Etiological agents :
Four species of Plasmodium cause Malaria in man. They are
1. Following the bite of an infected mosquito the sporozoites are introduced into the body
2. The parasites first invade the cells of the liver
3. They multiply by the process of schizogony
4. After 6-12 days merozoites are released into the blood
5. The parasites invade the RBC
6. Inside the RBC they continue to multiply and release merozoites.
7. Some parasites transform into macro and micro gametocytes which are taken by the mosquitoes.
8. Inside the mosquitoes further multiplication leads to the production of sporozoites.
Morphological characteristics of developmental stages of malarial parasites
Clinical features The clinical features of malaria are due to the blood stage parasites. There is fever with rigor, head ache, myalgia, arthralgia, nausea and abdominal pain seen in malaria. Due to rupture of RBC there is anemia. Mild enlargement of spleen is seen
Laboratory diagnosis of malaria
Presence of malarial parasites in the blood confirms the diagnosis of malaria. A thickly spread blood film is useful for spotting the parasites. Thinly spread films help in the accurate identification of the species. Blood films are stained by either Giemsa or Leishman stains. Concentration technique like QBC are also available for the diagnosis.

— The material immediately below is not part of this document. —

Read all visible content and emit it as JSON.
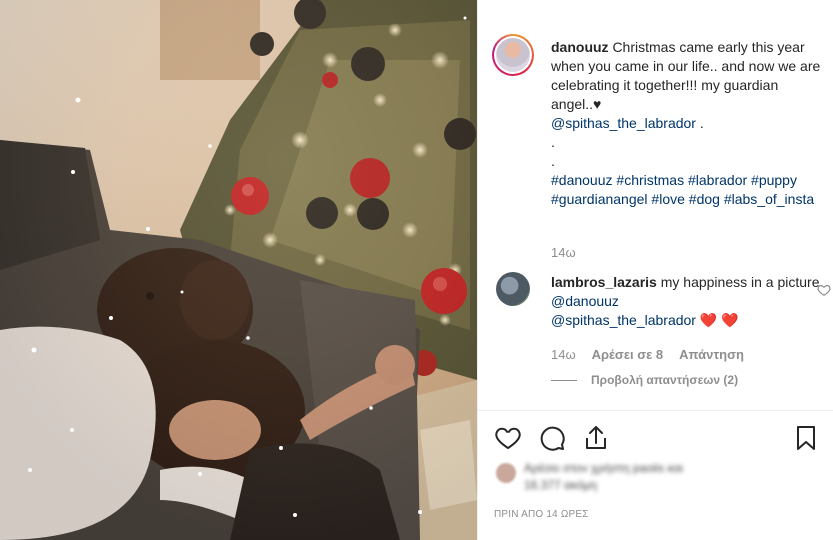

Antimalarial drug are used primarily to eliminate the asexual and blood parasites. Treatment also must be given to eliminate liver stage parasites (Hypnozoites) that could give rise to relapse infection The drug of choice is chloroquine. To prevent relapse primaquine is used